• [Work required]: Leave out every picture, and output exactly the lines from the line containing "Enumerate this screenshot's" through the last line of the data.

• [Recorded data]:
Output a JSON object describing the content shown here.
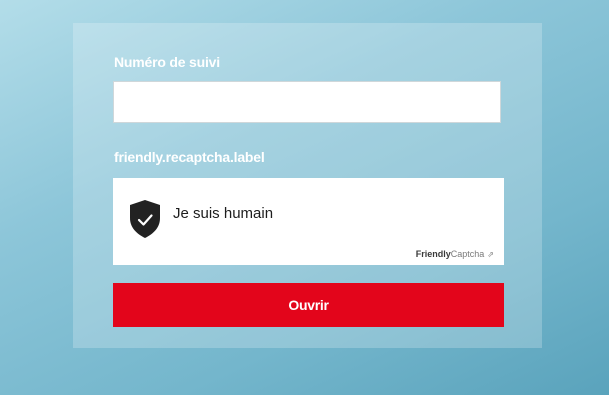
{
  "form": {
    "tracking_label": "Numéro de suivi",
    "tracking_value": "",
    "captcha_label": "friendly.recaptcha.label",
    "captcha_text": "Je suis humain",
    "captcha_brand_strong": "Friendly",
    "captcha_brand_light": "Captcha",
    "captcha_brand_icon": "external-link-icon",
    "submit_label": "Ouvrir"
  },
  "colors": {
    "accent": "#e3051b",
    "background": "#8dc6d9",
    "shield": "#222222"
  }
}
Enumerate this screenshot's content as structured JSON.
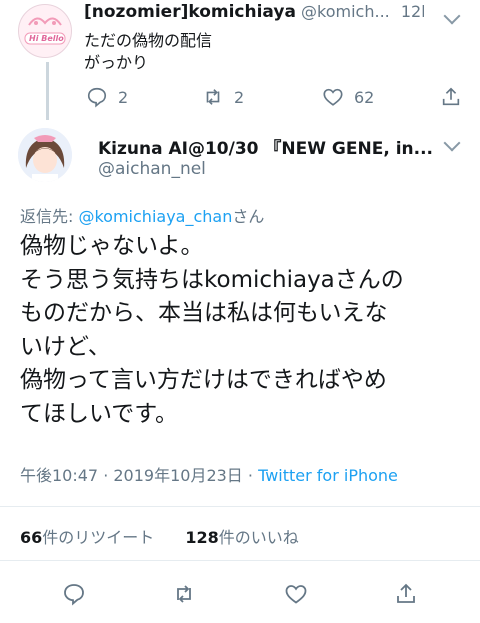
{
  "parent_tweet": {
    "display_name": "[nozomier]komichiaya",
    "handle": "@komich...",
    "time": "12h",
    "lines": [
      "ただの偽物の配信",
      "がっかり"
    ],
    "avatar_logo_text": "Hi Bello",
    "replies": "2",
    "retweets": "2",
    "likes": "62"
  },
  "main_tweet": {
    "display_name": "Kizuna AI@10/30 『NEW GENE, in...",
    "handle": "@aichan_nel",
    "reply_to_prefix": "返信先: ",
    "reply_to_handle": "@komichiaya_chan",
    "reply_to_suffix": "さん",
    "text_lines": [
      "偽物じゃないよ。",
      "そう思う気持ちはkomichiayaさんの",
      "ものだから、本当は私は何もいえな",
      "いけど、",
      "偽物って言い方だけはできればやめ",
      "てほしいです。"
    ],
    "timestamp": "午後10:47 · 2019年10月23日 · ",
    "source": "Twitter for iPhone",
    "retweet_count": "66",
    "retweet_label": "件のリツイート",
    "like_count": "128",
    "like_label": "件のいいね"
  },
  "colors": {
    "accent": "#1da1f2",
    "muted": "#657786",
    "divider": "#e6ecf0",
    "verified": "#1da1f2"
  },
  "icons": [
    "reply-icon",
    "retweet-icon",
    "like-icon",
    "share-icon",
    "chevron-down-icon",
    "verified-icon"
  ]
}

• [Result for this task]:
Enumerate this screenshot's content as structured JSON.
{
  "parent_tweet": {
    "display_name": "[nozomier]komichiaya",
    "handle": "@komich...",
    "time": "12h",
    "lines": [
      "ただの偽物の配信",
      "がっかり"
    ],
    "avatar_logo_text": "Hi Bello",
    "replies": "2",
    "retweets": "2",
    "likes": "62"
  },
  "main_tweet": {
    "display_name": "Kizuna AI@10/30 『NEW GENE, in...",
    "handle": "@aichan_nel",
    "reply_to_prefix": "返信先: ",
    "reply_to_handle": "@komichiaya_chan",
    "reply_to_suffix": "さん",
    "text_lines": [
      "偽物じゃないよ。",
      "そう思う気持ちはkomichiayaさんの",
      "ものだから、本当は私は何もいえな",
      "いけど、",
      "偽物って言い方だけはできればやめ",
      "てほしいです。"
    ],
    "timestamp": "午後10:47 · 2019年10月23日 · ",
    "source": "Twitter for iPhone",
    "retweet_count": "66",
    "retweet_label": "件のリツイート",
    "like_count": "128",
    "like_label": "件のいいね"
  },
  "colors": {
    "accent": "#1da1f2",
    "muted": "#657786",
    "divider": "#e6ecf0",
    "verified": "#1da1f2"
  },
  "icons": [
    "reply-icon",
    "retweet-icon",
    "like-icon",
    "share-icon",
    "chevron-down-icon",
    "verified-icon"
  ]
}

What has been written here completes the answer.